The best estimate of the number of Eastern Orthodox Christians is 220 million or 80% of all Orthodox Christians worldwide. Its main body consists of the various autocephalous churches along with the autonomous and other churches canonically linked to them, for the most part form a single communion, making the Eastern Orthodox Church the second largest single denomination behind the Catholic ...
These Catholic Churches are not the estranged Eastern Orthodox churches but rather, these are the ones in union with Rome. They were founded by the apostles and are autonomous Churches entitled to their own rightful existence . Any Catholic (including you and I) may attend these churches freely and receive the sacraments in any of them.
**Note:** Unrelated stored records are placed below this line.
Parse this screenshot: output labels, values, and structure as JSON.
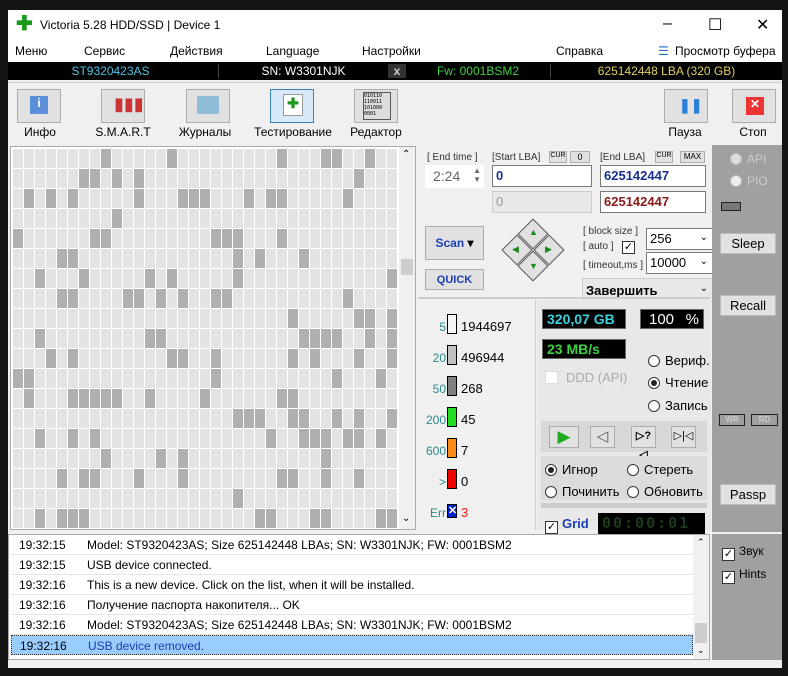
{
  "window": {
    "title": "Victoria 5.28 HDD/SSD | Device 1",
    "minimize": "–",
    "maximize": "☐",
    "close": "✕"
  },
  "menu": {
    "items": [
      "Меню",
      "Сервис",
      "Действия",
      "Language",
      "Настройки",
      "Справка"
    ],
    "buffer": "Просмотр буфера"
  },
  "device": {
    "model": "ST9320423AS",
    "sn": "SN: W3301NJK",
    "x": "x",
    "fw": "Fw: 0001BSM2",
    "lba": "625142448 LBA (320 GB)"
  },
  "toolbar": {
    "info": "Инфо",
    "smart": "S.M.A.R.T",
    "logs": "Журналы",
    "test": "Тестирование",
    "editor": "Редактор",
    "pause": "Пауза",
    "stop": "Стоп",
    "editor_icon_text": "010110 110011 101000 0001"
  },
  "controls": {
    "end_time_label": "[ End time ]",
    "end_time": "2:24",
    "start_lba_label": "[Start LBA]",
    "cur": "CUR",
    "zero": "0",
    "start_lba": "0",
    "start_lba_cur": "0",
    "end_lba_label": "[End LBA]",
    "max": "MAX",
    "end_lba": "625142447",
    "end_lba_cur": "625142447",
    "scan": "Scan",
    "quick": "QUICK",
    "block_size_label": "[ block size ]",
    "auto_label": "[ auto ]",
    "timeout_label": "[ timeout,ms ]",
    "block_size": "256",
    "timeout": "10000",
    "action": "Завершить"
  },
  "legend": [
    {
      "label": "5",
      "count": "1944697",
      "color": "#f4f4f4"
    },
    {
      "label": "20",
      "count": "496944",
      "color": "#c0c0c0"
    },
    {
      "label": "50",
      "count": "268",
      "color": "#808080"
    },
    {
      "label": "200",
      "count": "45",
      "color": "#22dd22"
    },
    {
      "label": "600",
      "count": "7",
      "color": "#ff8c1a"
    },
    {
      "label": ">",
      "count": "0",
      "color": "#ee0000"
    },
    {
      "label": "Err",
      "count": "3",
      "color": "#0022cc"
    }
  ],
  "stats": {
    "size": "320,07 GB",
    "percent": "100",
    "percent_sign": "%",
    "speed": "23 MB/s",
    "ddd": "DDD (API)",
    "verify": "Вериф.",
    "read": "Чтение",
    "write": "Запись",
    "mode_selected": "Чтение",
    "ignore": "Игнор",
    "erase": "Стереть",
    "repair": "Починить",
    "refresh": "Обновить",
    "error_selected": "Игнор",
    "grid": "Grid",
    "grid_checked": true,
    "timer": "00:00:01",
    "progress_percent": 100
  },
  "right": {
    "api": "API",
    "pio": "PIO",
    "sleep": "Sleep",
    "recall": "Recall",
    "wr": "WR",
    "rd": "RD",
    "passp": "Passp",
    "sound": "Звук",
    "hints": "Hints"
  },
  "log": [
    {
      "time": "19:32:15",
      "msg": "Model: ST9320423AS; Size 625142448 LBAs; SN: W3301NJK; FW: 0001BSM2"
    },
    {
      "time": "19:32:15",
      "msg": "USB device connected."
    },
    {
      "time": "19:32:16",
      "msg": "This is a new device. Click on the list, when it will be installed."
    },
    {
      "time": "19:32:16",
      "msg": "Получение паспорта накопителя... OK"
    },
    {
      "time": "19:32:16",
      "msg": "Model: ST9320423AS; Size 625142448 LBAs; SN: W3301NJK; FW: 0001BSM2"
    },
    {
      "time": "19:32:16",
      "msg": "USB device removed."
    }
  ],
  "colors": {
    "accent_blue": "#1a3fb0",
    "selected_row": "#99ccff",
    "panel_grey": "#a0a0a0"
  }
}
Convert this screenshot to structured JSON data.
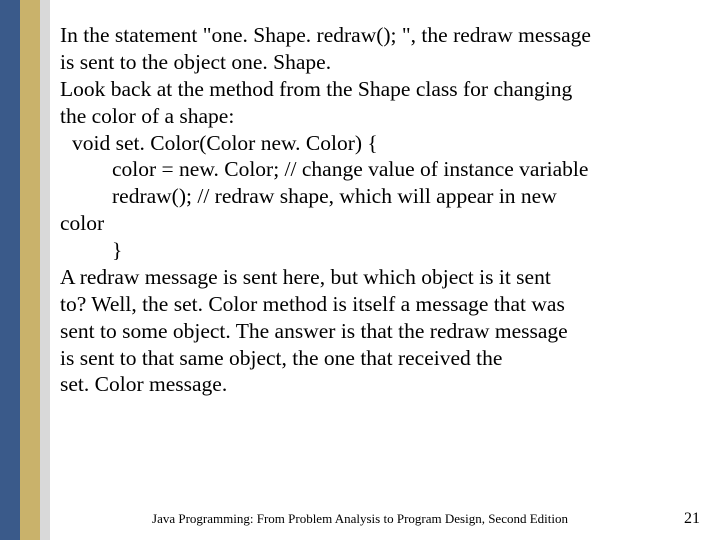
{
  "lines": [
    {
      "cls": "",
      "text": "In the statement \"one. Shape. redraw(); \", the redraw message"
    },
    {
      "cls": "",
      "text": "is sent to the object one. Shape."
    },
    {
      "cls": "",
      "text": "Look back at the method from the Shape class for changing"
    },
    {
      "cls": "",
      "text": "the color of a shape:"
    },
    {
      "cls": "indent1",
      "text": "void set. Color(Color new. Color) {"
    },
    {
      "cls": "indent2",
      "text": "color = new. Color; // change value of instance variable"
    },
    {
      "cls": "indent2",
      "text": "redraw(); // redraw shape, which will appear in new"
    },
    {
      "cls": "",
      "text": "color"
    },
    {
      "cls": "indent2",
      "text": "}"
    },
    {
      "cls": "",
      "text": "A redraw message is sent here, but which object is it sent"
    },
    {
      "cls": "",
      "text": "to? Well, the set. Color method is itself a message that was"
    },
    {
      "cls": "",
      "text": "sent to some object. The answer is that the redraw message"
    },
    {
      "cls": "",
      "text": "is sent to that same object, the one that received the"
    },
    {
      "cls": "",
      "text": "set. Color message."
    }
  ],
  "footer": {
    "title": "Java Programming: From Problem Analysis to Program Design, Second Edition",
    "page": "21"
  }
}
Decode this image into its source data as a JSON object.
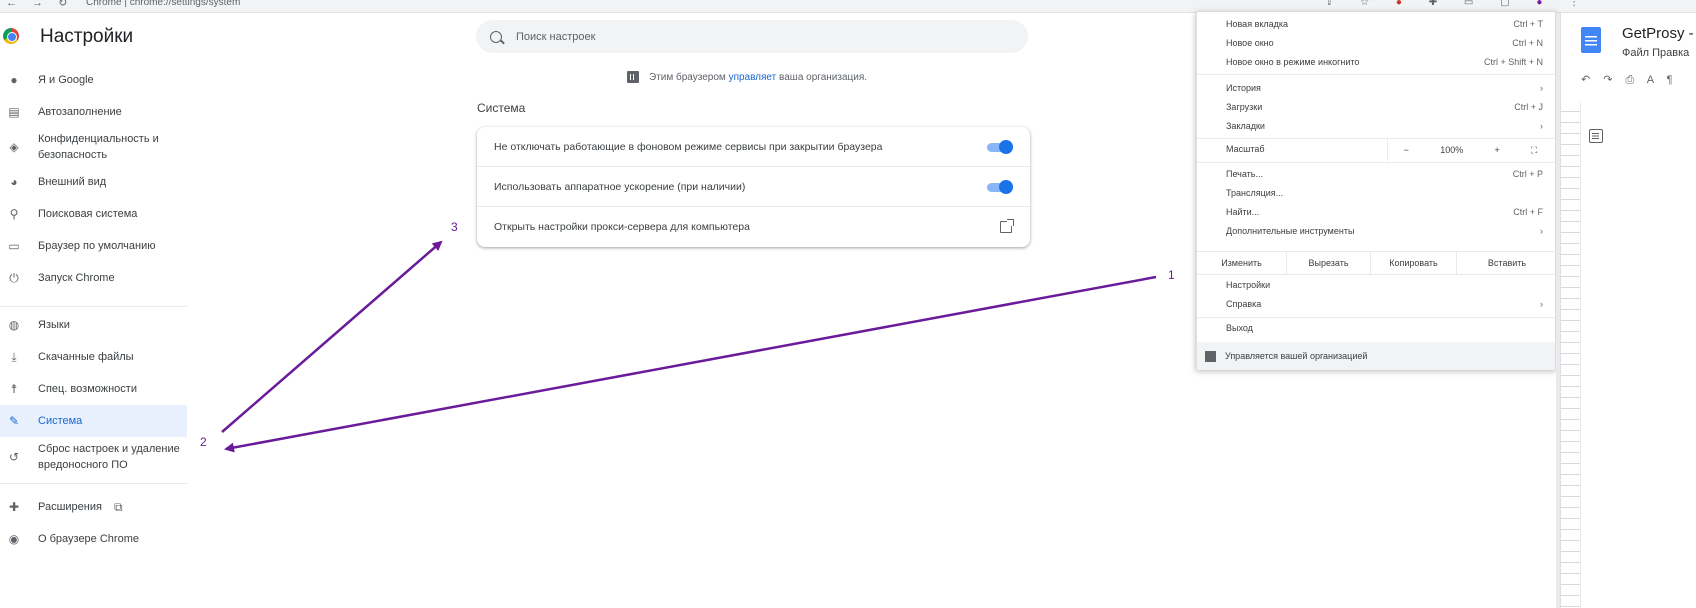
{
  "browser": {
    "nav_glyphs": "← → ↻",
    "url": "Chrome | chrome://settings/system",
    "toolbar_icons": [
      "share-icon",
      "star-icon",
      "extension-red-icon",
      "puzzle-icon",
      "window-icon",
      "profile-icon",
      "kebab-menu-icon"
    ]
  },
  "header": {
    "title": "Настройки"
  },
  "search": {
    "placeholder": "Поиск настроек"
  },
  "sidebar": {
    "items": [
      {
        "label": "Я и Google",
        "icon": "person-icon"
      },
      {
        "label": "Автозаполнение",
        "icon": "clipboard-icon"
      },
      {
        "label": "Конфиденциальность и безопасность",
        "icon": "shield-icon"
      },
      {
        "label": "Внешний вид",
        "icon": "palette-icon"
      },
      {
        "label": "Поисковая система",
        "icon": "search-icon"
      },
      {
        "label": "Браузер по умолчанию",
        "icon": "browser-icon"
      },
      {
        "label": "Запуск Chrome",
        "icon": "power-icon"
      },
      {
        "label": "Языки",
        "icon": "globe-icon"
      },
      {
        "label": "Скачанные файлы",
        "icon": "download-icon"
      },
      {
        "label": "Спец. возможности",
        "icon": "accessibility-icon"
      },
      {
        "label": "Система",
        "icon": "wrench-icon",
        "active": true
      },
      {
        "label": "Сброс настроек и удаление вредоносного ПО",
        "icon": "restore-icon"
      },
      {
        "label": "Расширения",
        "icon": "puzzle-icon"
      },
      {
        "label": "О браузере Chrome",
        "icon": "chrome-icon"
      }
    ]
  },
  "managed_notice": {
    "prefix": "Этим браузером ",
    "link": "управляет",
    "suffix": " ваша организация."
  },
  "section": {
    "title": "Система",
    "rows": [
      {
        "label": "Не отключать работающие в фоновом режиме сервисы при закрытии браузера",
        "control": "toggle",
        "checked": true
      },
      {
        "label": "Использовать аппаратное ускорение (при наличии)",
        "control": "toggle",
        "checked": true
      },
      {
        "label": "Открыть настройки прокси-сервера для компьютера",
        "control": "external-link-icon"
      }
    ]
  },
  "menu": {
    "items_top": [
      {
        "label": "Новая вкладка",
        "shortcut": "Ctrl + T"
      },
      {
        "label": "Новое окно",
        "shortcut": "Ctrl + N"
      },
      {
        "label": "Новое окно в режиме инкогнито",
        "shortcut": "Ctrl + Shift + N"
      }
    ],
    "items_mid": [
      {
        "label": "История",
        "shortcut": "›"
      },
      {
        "label": "Загрузки",
        "shortcut": "Ctrl + J"
      },
      {
        "label": "Закладки",
        "shortcut": "›"
      }
    ],
    "zoom": {
      "label": "Масштаб",
      "minus": "−",
      "value": "100%",
      "plus": "+",
      "fullscreen": "⛶"
    },
    "items_tools": [
      {
        "label": "Печать...",
        "shortcut": "Ctrl + P"
      },
      {
        "label": "Трансляция...",
        "shortcut": ""
      },
      {
        "label": "Найти...",
        "shortcut": "Ctrl + F"
      },
      {
        "label": "Дополнительные инструменты",
        "shortcut": "›"
      }
    ],
    "edit": {
      "label": "Изменить",
      "cut": "Вырезать",
      "copy": "Копировать",
      "paste": "Вставить"
    },
    "items_settings": [
      {
        "label": "Настройки",
        "shortcut": ""
      },
      {
        "label": "Справка",
        "shortcut": "›"
      }
    ],
    "exit": "Выход",
    "managed": "Управляется вашей организацией"
  },
  "docs": {
    "title": "GetProsy - H",
    "menus": "Файл  Правка",
    "toolbar": "↶ ↷ ⎙ A ¶"
  },
  "annotations": {
    "n1": "1",
    "n2": "2",
    "n3": "3",
    "color": "#6a1b9a"
  }
}
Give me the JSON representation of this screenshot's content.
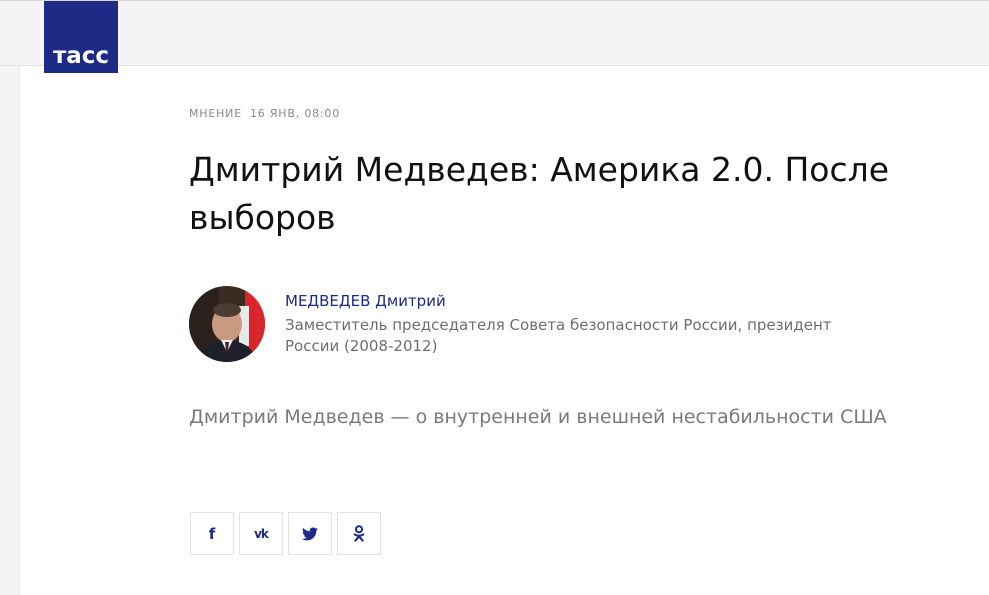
{
  "brand": {
    "logo_text": "тасс",
    "color": "#1d2a86"
  },
  "article": {
    "category": "МНЕНИЕ",
    "date": "16 ЯНВ, 08:00",
    "title": "Дмитрий Медведев: Америка 2.0. После выборов",
    "lead": "Дмитрий Медведев — о внутренней и внешней нестабильности США"
  },
  "author": {
    "name": "МЕДВЕДЕВ Дмитрий",
    "role": "Заместитель председателя Совета безопасности России, президент России (2008-2012)"
  },
  "share": {
    "buttons": [
      {
        "network": "facebook",
        "icon": "facebook-icon",
        "glyph": "f"
      },
      {
        "network": "vkontakte",
        "icon": "vk-icon",
        "glyph": "vk"
      },
      {
        "network": "twitter",
        "icon": "twitter-icon"
      },
      {
        "network": "odnoklassniki",
        "icon": "odnoklassniki-icon"
      }
    ]
  }
}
Roman Catholic: the Pope is the infallible leader of the church and he has the power to govern other Catholic churches. Eastern Orthodox: the highest bishop, also called as ‘first among equals’ is the leader of the church, however, he is not infallible and he does not govern other Orthodox churches.
The services are held in Latin in Roman Catholic churches, while in Greek Orthodox churches, the services are held in native languages. The Orthodox Church follows the Julian calendar which means that it celebrates Christian festivals on different dates than Catholics. The Catholics follow the Gregorian calendar.
The Eastern Orthodox and Roman Catholic Churches have the same roots, but very different approaches to how they interpret these roots. The Roman Catholic Church is more focused on law, logic and the ...